Ok…so sometime last year I decided to bite the bullet and start a very slippery slope of getting qualifications for being a personal trainer in the UK. Typically one needs to be insured via Public Liability Insurance, which doesn’t happen easily unless you’ve got qualifications from either REPs, CYQ (Central YMCA Qualifications), FIA, NRPT etc. etc.
There’s no *one* governing body for fitness professionals, though obviously some are seen in a better light than others for a gazillion and one reasons. But this isn’t the point of this

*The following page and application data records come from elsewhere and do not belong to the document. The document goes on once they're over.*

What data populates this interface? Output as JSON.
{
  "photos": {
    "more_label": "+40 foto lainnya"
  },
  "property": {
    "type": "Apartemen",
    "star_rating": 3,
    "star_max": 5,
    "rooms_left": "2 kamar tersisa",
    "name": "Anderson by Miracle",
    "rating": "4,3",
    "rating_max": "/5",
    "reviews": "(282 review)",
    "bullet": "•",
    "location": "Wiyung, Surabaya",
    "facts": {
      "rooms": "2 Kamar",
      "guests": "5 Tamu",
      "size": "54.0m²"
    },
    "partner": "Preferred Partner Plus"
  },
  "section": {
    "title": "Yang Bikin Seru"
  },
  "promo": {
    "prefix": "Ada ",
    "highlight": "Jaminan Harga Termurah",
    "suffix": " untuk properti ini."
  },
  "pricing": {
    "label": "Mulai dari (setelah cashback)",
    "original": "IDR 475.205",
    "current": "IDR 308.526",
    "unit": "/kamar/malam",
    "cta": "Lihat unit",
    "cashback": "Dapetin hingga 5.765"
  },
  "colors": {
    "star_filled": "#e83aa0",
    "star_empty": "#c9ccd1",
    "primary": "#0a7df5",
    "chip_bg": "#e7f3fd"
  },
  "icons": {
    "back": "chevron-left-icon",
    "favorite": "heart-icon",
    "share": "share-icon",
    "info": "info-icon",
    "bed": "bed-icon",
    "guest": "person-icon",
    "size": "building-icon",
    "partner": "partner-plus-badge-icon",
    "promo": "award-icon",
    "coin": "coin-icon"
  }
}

I decided to get my quals from Future Fit training and I’ve been slowly going through the modules. Mostly having to disregard what I know from my own background and up bringing, and reading out of books/journals. What’s really gotten frustrating is going through part 1 of 2 nutrition modules. A LOT of what is written is obviously from “guidelines” from the government and we all know that those guidelines are archaic at best.

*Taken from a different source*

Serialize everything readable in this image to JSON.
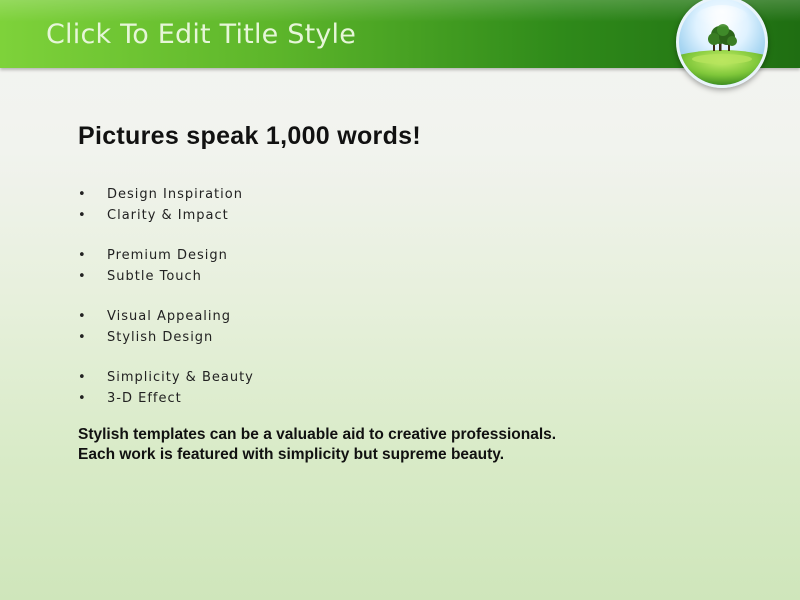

The nation’s activity has on average plummeted whilst caloric intake has increased steadily over the years. The importance of balanced diets seem to only be made available to those on a decent wage and junk food in huge quantities available to those who can only rub a couple quid together…
But I digress.
In the run up to (another) experiment on myself I’ve been heavily utilising the nutrition module to set up my caloric and macro requirements. However the classic “Eatwell Plate” leaves little to be desired.
If you clicked the Eatwell link, and scrolled down to the comments at the bottom of that NHS (National Health Service) page, you’ll see that it’s not only me who doesn’t agree with this information that’s been agreed by the Food Standards Agency. Still, I’d personally not advocate this but it would certainly be down to individual requirements. I think the typically recommended macro nutrient percentage split sits around 60% carbs, 20% protein, 20% fat.
Again, another issue for another post if I feel ranty about it.
So the main issue I have showed its ugly head when I was looking for something suitable online to log food and either work out the macros myself or have the site do it. Cue a plethora of American sites that have access to an entire database of nutrition facts from individual raw foods to food found in larger chain restaurants. Still, I’m not mad until I try finding Aberdeen Angus rump steak. Nothing. Nadda. Zilch.
Then there’s a quick Google hunt for a national nutrition database for the UK. As far as I can see this doesn’t exist. The closest I’ve gotten to is discovering the GDA campaign to try and normalize labeling across the board. Awesome! 50% of all UK food and drinks packaging is covered. Next is the FSA and their “Traffic light” labeling system which is…oh I don’t know. But, is the nutritional value being stored anywhere? No…not as far as I can see. There are sites that claim to have thousands of logged nutrition facts behind pay-walls and as far as I can tell there’s no verification from a governing body.
A site I use when I’m too lazy to go to the supermarket, has nutrition details of all food logged on their site from the “Big 5″ super markets: ASDA, Tescos, Sainsbury’s, Ocado, Waitrose. So you see something like this:
A commendable effort and I do wonder if they’ve thought about approaching the FSA to create a national nutrition fact database? Like that of the USDA (have a noodle over the nutrient data here). Of course even with these being up there are many things that are omitted as manufacturers seem to have the freedom to decide what exactly they do and don’t want to be on the label. As an example, it’s relatively easy to figure out the trans fats if you have at the very minimum saturated fats in there under the total fats. But sometimes you don’t even get that, just “total fats”. For the average Joe they’d probably look at that and think it’s too high and avoid the food in question when it actually has a good percentage of “good fats” and the trans fats are minimal at best.
On the flip side, I’ve noticed an influx of showing protein on labels, some of which show >0.1g….really, REALLY?!!! Just to fool the small amount of people who’d look at that and not actually read it thinking, “oh there’s protein in this, it must be good” when almost 40% of that food is processed fats and sugars.
So when the Future Fit course database is up and running again, I’ll carry on (begrudgingly) going through the modules to the eventual 8-week nutrition coursework I need to hand in. But, I’m going to make it super awesome and do a 10-week report based on myself and log it online with what I’d do if I was my own PT…and call it Project 10. Because I’m so damn original. Of course barely any of this online stuff will feature in my coursework because I’d be marked down or something. It’s a massive case of jumping through hoops.
I won’t even start on what I had to do during my Fitness Instructor workshop and assessment. Having a journo from Men’s Health on the same course who does Oly lifting saved those 2 weekends for sure!